It is often said that necessity is the mother of invention but for Theresa Kwofi frustration was the mother of taking charge of one's image. Kwofi, a mother and grandmother who left Ghana to make a life in New York, was tired of having ignorant comments about her homeland directed her way. In one instance, someone told her that the small island nation of Guyana was larger than the entire African continent from which she hails. With that, she decided to educate the masses with a book: even if it meant publishing it herself.
Mother Africa is best in its introductory pages when Kwofi presents a kind of Africa 101 for the clueless. She talks about the mountains of Africa: the Kilimanjaro, the Drakensberg, and the Futa Djallon; the great lakes: Tanganyika, Malawi, Chad and Volta. Kwofi also writes of the mighty rivers: the Nile, Niger, Congo, Limpopo and Zambezi; and describes the Kalahari and Sahara deserts. It is so basic, it's delightful. She even lists each African nation and its capital city.
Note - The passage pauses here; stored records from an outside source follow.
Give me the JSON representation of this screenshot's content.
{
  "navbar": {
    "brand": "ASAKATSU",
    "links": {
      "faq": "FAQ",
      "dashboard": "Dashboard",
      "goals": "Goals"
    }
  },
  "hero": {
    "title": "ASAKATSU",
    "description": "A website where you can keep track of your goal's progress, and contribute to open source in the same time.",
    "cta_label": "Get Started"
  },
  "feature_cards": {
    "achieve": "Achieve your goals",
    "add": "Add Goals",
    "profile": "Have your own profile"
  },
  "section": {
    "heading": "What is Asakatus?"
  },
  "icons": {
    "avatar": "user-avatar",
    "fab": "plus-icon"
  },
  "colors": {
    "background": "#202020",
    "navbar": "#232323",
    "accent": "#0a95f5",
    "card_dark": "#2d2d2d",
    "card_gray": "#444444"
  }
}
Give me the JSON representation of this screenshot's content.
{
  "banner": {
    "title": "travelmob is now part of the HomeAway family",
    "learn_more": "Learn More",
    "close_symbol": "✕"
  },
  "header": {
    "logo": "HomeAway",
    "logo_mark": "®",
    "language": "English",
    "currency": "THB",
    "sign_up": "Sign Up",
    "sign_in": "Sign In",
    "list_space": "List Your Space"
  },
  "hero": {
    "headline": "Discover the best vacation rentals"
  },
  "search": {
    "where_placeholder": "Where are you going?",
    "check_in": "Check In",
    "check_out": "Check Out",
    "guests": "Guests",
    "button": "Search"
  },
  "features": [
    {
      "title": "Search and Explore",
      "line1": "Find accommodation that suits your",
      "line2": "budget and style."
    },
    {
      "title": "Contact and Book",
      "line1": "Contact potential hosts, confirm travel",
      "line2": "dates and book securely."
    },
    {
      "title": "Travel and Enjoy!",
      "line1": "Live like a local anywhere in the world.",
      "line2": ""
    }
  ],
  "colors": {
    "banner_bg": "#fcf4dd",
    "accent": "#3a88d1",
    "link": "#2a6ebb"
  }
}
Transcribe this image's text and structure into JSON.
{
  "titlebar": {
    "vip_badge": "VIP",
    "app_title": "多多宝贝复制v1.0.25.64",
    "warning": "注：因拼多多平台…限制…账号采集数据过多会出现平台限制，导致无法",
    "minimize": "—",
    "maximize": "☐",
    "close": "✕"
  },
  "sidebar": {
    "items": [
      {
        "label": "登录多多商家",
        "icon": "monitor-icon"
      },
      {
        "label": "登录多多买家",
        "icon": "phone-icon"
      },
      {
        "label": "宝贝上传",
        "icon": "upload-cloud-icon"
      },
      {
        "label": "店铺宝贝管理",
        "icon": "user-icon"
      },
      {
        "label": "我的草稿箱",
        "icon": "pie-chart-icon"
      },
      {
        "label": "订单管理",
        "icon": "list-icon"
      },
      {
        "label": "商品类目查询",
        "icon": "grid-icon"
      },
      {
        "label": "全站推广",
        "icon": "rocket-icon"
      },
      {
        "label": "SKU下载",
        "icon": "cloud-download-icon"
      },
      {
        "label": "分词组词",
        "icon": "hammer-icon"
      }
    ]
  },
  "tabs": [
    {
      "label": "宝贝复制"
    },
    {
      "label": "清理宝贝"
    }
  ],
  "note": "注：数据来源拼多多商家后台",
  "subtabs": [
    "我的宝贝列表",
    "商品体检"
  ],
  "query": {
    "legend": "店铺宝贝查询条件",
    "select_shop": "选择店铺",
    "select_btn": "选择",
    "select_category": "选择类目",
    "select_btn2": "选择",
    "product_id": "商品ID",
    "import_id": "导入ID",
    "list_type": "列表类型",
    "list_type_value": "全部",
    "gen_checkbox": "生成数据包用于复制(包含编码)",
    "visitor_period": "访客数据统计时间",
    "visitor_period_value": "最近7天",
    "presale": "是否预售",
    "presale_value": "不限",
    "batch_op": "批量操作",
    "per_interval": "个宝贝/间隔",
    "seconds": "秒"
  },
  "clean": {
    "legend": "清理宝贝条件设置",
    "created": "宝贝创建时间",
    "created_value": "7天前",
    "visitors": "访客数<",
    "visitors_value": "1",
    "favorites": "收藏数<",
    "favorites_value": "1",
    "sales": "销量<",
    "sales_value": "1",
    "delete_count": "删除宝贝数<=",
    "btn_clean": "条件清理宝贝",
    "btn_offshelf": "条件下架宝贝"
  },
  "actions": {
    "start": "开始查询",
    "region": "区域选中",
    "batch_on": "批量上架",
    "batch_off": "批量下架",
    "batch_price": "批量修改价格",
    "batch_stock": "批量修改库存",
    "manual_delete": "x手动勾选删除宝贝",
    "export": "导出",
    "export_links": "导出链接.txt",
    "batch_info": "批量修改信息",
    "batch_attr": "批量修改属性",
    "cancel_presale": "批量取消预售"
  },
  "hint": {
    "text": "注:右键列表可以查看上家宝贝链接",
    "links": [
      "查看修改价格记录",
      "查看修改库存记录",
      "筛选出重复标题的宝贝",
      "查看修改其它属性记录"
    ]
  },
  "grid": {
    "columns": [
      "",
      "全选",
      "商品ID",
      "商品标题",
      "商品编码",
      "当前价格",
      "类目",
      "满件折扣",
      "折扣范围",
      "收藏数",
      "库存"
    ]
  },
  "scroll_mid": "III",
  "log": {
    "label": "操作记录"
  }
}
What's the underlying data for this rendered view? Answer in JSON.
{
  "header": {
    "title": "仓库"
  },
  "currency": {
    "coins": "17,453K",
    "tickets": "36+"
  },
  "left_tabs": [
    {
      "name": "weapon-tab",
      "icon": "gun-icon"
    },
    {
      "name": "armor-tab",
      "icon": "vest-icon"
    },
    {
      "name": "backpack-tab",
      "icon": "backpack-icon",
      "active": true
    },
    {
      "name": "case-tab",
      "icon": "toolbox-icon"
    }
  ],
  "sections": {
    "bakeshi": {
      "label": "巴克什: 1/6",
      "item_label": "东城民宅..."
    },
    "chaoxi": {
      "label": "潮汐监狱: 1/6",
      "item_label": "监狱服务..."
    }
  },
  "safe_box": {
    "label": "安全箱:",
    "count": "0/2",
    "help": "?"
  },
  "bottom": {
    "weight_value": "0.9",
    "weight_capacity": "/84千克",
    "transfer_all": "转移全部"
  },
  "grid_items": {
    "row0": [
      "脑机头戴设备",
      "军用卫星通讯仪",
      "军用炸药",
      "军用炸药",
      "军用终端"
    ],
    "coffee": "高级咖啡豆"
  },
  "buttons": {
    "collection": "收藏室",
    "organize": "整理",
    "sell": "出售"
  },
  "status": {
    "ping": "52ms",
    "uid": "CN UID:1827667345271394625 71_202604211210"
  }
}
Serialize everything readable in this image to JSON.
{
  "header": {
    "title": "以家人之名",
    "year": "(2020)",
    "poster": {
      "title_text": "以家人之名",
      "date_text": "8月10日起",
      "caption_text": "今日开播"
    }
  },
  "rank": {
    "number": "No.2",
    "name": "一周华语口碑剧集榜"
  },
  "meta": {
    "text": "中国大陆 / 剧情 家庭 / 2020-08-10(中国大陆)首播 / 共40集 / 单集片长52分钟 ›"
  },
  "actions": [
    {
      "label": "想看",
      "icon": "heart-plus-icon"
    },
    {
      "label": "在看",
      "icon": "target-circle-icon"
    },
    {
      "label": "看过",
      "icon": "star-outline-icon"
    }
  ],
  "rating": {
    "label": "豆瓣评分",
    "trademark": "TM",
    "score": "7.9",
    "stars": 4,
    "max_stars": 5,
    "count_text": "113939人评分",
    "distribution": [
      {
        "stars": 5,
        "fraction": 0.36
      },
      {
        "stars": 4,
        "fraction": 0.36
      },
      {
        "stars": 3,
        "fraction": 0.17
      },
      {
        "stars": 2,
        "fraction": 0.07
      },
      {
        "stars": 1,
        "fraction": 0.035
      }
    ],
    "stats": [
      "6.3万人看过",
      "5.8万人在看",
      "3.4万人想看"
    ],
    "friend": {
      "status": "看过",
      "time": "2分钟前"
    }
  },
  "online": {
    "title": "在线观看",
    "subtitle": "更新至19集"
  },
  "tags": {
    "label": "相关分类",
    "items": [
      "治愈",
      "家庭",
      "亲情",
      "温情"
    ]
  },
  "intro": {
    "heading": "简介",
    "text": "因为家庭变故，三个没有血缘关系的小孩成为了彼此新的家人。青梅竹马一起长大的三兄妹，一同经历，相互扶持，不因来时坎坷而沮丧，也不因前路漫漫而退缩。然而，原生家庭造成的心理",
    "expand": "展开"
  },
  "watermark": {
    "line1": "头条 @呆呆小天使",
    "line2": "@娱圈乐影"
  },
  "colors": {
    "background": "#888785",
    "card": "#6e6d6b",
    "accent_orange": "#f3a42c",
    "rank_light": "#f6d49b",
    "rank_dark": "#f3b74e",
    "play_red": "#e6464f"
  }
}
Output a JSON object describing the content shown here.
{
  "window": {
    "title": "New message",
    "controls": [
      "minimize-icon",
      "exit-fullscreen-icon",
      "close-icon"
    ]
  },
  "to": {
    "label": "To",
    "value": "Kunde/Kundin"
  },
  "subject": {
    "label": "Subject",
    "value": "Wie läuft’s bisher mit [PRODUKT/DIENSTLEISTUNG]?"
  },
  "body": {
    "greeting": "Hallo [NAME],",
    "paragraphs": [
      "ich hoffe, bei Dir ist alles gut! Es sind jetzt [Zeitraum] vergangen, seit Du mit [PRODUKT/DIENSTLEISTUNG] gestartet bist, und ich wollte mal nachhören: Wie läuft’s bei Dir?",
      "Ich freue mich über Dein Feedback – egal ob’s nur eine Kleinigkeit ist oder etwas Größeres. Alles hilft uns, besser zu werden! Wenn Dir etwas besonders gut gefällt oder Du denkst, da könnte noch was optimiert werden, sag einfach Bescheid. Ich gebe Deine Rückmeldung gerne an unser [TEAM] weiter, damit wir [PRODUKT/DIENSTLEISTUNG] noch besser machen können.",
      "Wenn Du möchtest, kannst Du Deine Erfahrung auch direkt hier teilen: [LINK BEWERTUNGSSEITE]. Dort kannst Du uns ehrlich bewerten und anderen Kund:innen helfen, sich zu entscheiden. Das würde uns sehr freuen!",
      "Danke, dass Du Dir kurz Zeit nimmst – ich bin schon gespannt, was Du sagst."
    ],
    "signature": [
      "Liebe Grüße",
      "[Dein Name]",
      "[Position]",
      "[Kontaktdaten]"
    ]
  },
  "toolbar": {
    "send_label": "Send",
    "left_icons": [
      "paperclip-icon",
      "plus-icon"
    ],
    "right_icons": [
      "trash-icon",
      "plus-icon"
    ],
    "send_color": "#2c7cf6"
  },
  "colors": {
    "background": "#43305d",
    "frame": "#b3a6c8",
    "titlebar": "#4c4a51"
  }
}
Then Kwofi's frustration - or perhaps anger - begins to seep into the book. Her ire is directed towards the generic white man: she lays the blame on him for what is wrong in Africa.
Kwofi also lashes out at Africans for their belief that all that is white is right. The arguments sometime dwindle down to the ridiculous. As an example, she asks why it is that western journalists have access to all of Africa, while African nations never send reporters to expose the ills of Europe.
From cooking to dialects to marriage rights, Kwofi touches lightly on all of them, but with enough depth so that after a perusal of this tome, you'll pick up nuggets of Africa you were clueless about before. At the same time, you may wonder why she is spending so much time blaming the generic white man.
Kwofi wrote: "I am an African and I should bear the African banner and ring her bells loud and clear over the rooftops." Well alright!
Mother Africa can be purchased by contacting T.K.I.A books at 94 Greene Ave., Brooklyn N.Y. 11238